══ Supplied records ══

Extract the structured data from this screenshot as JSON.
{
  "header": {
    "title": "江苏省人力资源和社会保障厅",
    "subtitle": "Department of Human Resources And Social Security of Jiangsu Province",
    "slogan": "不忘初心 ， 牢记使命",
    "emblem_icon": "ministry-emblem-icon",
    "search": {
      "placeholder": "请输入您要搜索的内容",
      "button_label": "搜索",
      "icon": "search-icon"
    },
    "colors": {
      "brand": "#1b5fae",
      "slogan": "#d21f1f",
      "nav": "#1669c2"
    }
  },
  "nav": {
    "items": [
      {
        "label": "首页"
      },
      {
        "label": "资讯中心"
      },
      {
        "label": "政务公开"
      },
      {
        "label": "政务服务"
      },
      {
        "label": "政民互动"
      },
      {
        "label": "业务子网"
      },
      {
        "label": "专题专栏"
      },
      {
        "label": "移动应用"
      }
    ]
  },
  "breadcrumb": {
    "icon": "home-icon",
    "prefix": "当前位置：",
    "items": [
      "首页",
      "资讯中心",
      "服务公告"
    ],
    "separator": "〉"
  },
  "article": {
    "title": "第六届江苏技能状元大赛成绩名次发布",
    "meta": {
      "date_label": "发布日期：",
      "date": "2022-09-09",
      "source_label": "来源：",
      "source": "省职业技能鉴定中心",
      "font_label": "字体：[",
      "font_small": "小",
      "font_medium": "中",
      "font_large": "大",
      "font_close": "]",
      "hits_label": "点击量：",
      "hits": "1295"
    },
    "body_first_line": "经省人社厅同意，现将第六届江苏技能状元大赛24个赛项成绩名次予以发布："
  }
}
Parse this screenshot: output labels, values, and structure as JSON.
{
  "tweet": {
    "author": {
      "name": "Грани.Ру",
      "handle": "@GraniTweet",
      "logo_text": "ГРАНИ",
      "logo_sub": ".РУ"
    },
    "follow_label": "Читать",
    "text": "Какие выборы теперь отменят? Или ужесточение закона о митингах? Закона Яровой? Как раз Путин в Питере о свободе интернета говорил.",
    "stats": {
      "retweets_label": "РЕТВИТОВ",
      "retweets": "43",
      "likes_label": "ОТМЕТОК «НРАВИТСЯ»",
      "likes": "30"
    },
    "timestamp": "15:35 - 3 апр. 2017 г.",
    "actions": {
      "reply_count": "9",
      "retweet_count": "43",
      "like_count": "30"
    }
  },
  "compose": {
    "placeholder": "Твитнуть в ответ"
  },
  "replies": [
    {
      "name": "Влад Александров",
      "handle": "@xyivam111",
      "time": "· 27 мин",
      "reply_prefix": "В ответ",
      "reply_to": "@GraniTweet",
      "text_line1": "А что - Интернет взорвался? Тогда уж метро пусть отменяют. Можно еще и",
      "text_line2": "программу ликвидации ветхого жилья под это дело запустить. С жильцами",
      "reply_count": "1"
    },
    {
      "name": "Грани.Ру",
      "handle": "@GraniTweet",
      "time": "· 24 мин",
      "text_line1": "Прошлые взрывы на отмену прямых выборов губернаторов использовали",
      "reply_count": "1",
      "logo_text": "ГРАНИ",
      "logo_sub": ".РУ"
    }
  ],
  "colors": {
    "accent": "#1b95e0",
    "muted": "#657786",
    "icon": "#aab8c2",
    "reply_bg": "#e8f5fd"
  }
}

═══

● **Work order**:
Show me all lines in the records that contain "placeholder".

● **Task answer**:
      "placeholder": "请输入您要搜索的内容",
    "placeholder": "Твитнуть в ответ"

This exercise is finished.